### Problem to work on
Every line below that includes the word "root" needs to be copied.

━━ Material provided ━━

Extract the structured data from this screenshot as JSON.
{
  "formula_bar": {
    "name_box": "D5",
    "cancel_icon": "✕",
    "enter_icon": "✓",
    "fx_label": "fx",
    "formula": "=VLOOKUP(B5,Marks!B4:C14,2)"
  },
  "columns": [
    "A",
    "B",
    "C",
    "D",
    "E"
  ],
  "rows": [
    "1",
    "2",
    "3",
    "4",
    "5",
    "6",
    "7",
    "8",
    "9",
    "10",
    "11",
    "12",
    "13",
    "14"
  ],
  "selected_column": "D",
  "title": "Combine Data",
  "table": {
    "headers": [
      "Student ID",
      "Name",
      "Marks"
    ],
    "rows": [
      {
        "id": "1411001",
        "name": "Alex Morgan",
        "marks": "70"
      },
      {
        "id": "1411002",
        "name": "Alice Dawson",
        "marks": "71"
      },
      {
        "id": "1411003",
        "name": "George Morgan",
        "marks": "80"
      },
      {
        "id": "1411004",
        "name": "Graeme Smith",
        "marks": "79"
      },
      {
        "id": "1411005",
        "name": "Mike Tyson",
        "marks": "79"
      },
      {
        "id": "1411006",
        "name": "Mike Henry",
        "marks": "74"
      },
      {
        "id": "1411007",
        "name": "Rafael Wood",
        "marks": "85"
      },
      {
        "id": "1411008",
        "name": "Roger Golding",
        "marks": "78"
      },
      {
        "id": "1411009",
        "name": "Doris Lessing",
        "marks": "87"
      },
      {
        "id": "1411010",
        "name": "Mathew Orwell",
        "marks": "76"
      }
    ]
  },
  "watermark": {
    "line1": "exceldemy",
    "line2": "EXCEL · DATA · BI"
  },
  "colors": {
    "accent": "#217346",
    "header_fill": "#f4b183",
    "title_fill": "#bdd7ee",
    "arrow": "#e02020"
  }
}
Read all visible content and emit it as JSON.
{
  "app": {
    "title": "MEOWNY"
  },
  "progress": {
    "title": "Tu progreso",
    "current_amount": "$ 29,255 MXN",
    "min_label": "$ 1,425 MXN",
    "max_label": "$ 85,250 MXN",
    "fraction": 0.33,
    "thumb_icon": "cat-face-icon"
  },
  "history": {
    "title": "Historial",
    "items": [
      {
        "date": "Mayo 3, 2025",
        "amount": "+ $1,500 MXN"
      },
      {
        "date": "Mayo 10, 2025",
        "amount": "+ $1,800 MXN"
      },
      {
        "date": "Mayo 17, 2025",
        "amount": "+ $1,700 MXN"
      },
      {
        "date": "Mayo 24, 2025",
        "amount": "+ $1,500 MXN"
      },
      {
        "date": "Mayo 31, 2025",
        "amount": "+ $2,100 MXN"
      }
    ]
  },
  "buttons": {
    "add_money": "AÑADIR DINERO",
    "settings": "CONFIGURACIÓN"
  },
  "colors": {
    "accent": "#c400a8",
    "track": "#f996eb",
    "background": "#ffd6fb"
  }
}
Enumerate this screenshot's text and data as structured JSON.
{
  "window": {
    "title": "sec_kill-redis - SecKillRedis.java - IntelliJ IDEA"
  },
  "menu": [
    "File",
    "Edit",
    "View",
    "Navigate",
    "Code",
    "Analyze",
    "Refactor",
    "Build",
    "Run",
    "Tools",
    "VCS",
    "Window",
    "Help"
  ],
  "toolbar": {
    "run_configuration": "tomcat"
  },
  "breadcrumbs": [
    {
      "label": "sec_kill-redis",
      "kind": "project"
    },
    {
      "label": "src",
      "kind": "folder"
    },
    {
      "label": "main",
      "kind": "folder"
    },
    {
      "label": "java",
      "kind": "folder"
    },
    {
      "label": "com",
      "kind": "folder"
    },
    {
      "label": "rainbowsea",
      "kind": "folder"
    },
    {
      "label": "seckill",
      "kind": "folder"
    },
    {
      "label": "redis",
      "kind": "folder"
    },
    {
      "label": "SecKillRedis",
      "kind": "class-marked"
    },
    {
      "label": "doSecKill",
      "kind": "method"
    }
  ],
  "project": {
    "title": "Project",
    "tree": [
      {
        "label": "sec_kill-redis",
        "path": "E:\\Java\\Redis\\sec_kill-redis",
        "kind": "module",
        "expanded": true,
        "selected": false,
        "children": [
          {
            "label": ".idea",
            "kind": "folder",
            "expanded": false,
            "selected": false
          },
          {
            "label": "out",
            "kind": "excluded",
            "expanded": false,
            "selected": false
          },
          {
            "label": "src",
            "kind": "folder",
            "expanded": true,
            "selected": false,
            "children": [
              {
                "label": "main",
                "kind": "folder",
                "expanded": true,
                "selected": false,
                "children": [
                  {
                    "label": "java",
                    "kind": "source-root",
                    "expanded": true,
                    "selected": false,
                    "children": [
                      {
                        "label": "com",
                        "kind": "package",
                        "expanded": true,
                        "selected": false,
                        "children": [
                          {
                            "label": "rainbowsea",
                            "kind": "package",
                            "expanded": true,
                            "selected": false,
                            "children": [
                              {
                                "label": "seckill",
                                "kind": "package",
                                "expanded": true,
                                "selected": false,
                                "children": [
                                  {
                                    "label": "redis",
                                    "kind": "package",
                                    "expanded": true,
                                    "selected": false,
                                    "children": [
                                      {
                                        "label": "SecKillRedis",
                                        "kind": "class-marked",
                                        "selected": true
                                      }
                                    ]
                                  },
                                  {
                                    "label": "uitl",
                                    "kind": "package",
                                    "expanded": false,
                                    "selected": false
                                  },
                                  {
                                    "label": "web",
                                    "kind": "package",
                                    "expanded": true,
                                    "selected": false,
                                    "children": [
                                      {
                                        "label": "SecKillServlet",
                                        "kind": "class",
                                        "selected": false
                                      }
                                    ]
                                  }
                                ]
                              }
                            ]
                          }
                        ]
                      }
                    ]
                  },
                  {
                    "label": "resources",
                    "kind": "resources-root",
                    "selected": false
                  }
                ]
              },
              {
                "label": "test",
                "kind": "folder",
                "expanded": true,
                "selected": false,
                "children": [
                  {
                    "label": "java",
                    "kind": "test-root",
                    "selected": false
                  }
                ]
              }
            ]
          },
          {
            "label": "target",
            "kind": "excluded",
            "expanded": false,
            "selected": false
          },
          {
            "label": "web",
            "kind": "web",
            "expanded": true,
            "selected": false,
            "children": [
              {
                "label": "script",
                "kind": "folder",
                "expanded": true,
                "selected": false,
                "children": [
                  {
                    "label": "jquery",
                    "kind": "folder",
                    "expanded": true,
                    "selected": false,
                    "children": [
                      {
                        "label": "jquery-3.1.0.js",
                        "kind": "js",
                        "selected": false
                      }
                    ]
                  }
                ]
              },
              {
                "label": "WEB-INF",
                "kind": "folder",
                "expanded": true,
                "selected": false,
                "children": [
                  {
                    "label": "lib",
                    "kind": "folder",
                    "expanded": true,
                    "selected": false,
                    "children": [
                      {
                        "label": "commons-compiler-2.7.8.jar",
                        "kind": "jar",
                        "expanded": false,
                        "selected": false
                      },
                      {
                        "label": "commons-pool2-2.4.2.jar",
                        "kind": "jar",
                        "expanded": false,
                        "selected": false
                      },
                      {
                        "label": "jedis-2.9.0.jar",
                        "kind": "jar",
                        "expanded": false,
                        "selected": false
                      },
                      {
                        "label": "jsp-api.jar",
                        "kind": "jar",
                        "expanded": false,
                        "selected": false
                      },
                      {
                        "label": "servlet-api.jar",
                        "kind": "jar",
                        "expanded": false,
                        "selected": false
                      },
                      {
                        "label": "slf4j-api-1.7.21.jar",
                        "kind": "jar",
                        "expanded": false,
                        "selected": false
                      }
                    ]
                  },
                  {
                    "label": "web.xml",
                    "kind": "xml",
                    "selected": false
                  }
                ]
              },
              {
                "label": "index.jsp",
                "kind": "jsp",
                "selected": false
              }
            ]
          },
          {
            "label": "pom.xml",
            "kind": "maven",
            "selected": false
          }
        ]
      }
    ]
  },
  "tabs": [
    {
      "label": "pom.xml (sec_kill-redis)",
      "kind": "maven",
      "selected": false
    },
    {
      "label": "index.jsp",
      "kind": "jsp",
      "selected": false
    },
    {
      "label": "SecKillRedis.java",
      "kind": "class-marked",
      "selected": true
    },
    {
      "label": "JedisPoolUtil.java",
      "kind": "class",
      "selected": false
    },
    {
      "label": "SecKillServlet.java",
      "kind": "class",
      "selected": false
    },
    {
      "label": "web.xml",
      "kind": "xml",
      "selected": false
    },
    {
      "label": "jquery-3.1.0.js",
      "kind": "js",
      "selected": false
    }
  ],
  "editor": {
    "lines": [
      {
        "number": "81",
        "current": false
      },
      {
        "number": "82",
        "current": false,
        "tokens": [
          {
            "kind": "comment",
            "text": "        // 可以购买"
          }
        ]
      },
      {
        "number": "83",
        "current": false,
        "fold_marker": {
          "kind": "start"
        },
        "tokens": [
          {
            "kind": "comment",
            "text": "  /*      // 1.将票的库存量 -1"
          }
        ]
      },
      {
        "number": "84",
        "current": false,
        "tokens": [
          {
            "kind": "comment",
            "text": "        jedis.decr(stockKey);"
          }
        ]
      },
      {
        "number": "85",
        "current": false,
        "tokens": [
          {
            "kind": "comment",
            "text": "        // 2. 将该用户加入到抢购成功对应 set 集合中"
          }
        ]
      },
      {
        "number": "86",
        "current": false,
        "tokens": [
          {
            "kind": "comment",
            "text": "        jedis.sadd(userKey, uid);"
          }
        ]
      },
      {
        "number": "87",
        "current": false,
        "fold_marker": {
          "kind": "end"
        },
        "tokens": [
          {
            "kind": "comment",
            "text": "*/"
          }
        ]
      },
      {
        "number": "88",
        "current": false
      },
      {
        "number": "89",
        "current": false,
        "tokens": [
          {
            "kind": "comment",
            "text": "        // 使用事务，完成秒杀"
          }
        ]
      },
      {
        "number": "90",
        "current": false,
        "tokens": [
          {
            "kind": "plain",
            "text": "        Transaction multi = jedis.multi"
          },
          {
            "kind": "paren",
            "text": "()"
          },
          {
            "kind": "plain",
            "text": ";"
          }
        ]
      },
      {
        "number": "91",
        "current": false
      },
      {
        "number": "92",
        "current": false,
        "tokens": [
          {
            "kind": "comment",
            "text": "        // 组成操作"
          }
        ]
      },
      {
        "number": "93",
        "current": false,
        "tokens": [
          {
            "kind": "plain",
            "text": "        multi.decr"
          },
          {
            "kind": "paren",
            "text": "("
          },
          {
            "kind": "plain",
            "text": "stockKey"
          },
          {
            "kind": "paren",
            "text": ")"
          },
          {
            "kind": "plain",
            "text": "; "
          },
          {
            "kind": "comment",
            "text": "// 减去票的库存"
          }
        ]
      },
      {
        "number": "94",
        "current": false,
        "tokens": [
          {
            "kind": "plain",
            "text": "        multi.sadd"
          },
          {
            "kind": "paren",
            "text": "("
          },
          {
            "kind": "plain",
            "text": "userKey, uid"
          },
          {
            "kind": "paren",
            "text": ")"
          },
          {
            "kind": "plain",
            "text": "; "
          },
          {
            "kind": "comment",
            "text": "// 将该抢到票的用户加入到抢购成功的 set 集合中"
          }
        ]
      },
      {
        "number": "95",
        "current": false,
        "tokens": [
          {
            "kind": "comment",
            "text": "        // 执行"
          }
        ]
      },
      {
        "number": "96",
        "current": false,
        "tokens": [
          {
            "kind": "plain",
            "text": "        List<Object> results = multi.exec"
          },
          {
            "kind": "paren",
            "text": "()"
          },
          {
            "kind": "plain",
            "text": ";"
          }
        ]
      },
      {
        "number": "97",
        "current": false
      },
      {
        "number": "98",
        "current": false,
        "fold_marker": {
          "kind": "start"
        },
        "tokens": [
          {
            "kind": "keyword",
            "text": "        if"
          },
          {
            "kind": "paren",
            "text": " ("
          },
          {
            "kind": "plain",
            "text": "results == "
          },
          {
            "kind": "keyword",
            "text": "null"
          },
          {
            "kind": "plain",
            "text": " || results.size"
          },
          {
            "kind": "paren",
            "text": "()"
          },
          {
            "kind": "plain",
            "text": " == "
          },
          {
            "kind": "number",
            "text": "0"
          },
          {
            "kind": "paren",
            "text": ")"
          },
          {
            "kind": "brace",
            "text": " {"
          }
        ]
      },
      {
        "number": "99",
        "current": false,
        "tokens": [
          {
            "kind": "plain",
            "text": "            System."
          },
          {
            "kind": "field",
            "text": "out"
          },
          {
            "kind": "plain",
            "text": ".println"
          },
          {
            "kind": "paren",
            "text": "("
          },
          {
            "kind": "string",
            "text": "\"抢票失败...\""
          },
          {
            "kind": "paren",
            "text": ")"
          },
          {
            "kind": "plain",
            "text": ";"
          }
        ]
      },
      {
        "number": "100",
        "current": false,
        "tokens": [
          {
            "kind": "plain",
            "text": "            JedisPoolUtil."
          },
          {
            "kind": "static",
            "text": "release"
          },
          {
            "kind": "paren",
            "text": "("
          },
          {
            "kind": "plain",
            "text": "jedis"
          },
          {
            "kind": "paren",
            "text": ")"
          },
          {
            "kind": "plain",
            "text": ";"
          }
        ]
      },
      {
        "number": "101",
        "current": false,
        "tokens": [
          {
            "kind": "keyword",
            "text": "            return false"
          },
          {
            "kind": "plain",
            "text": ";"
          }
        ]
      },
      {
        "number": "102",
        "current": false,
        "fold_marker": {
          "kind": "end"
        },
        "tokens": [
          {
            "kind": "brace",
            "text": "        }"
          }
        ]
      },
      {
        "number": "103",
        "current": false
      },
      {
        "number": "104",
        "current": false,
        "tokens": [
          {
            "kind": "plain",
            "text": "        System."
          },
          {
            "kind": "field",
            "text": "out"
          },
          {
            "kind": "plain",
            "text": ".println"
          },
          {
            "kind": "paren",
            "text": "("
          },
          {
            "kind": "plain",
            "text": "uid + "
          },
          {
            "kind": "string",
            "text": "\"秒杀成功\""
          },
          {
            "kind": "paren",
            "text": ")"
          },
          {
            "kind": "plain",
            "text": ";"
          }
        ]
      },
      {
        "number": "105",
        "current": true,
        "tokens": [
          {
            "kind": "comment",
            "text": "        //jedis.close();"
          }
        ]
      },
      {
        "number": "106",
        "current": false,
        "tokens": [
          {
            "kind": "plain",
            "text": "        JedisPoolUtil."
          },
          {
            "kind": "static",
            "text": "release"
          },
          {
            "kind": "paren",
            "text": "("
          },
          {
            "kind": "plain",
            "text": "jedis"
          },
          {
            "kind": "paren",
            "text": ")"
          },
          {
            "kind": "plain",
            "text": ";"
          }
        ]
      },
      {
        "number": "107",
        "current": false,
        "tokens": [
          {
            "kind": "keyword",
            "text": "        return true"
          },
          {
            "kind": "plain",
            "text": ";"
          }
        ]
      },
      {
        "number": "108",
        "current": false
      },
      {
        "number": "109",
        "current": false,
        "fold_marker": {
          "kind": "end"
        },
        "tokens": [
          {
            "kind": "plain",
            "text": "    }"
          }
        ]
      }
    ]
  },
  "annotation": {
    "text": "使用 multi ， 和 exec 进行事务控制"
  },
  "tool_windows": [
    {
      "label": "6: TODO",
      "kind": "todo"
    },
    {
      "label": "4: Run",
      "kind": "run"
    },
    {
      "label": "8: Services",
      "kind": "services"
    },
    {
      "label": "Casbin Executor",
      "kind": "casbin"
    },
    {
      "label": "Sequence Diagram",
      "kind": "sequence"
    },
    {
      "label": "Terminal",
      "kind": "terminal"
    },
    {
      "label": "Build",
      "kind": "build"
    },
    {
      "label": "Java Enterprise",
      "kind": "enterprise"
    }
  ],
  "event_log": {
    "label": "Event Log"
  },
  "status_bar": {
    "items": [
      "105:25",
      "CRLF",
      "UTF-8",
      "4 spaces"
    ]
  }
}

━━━

### Written answer
                    "kind": "source-root",
                    "kind": "resources-root",
                    "kind": "test-root",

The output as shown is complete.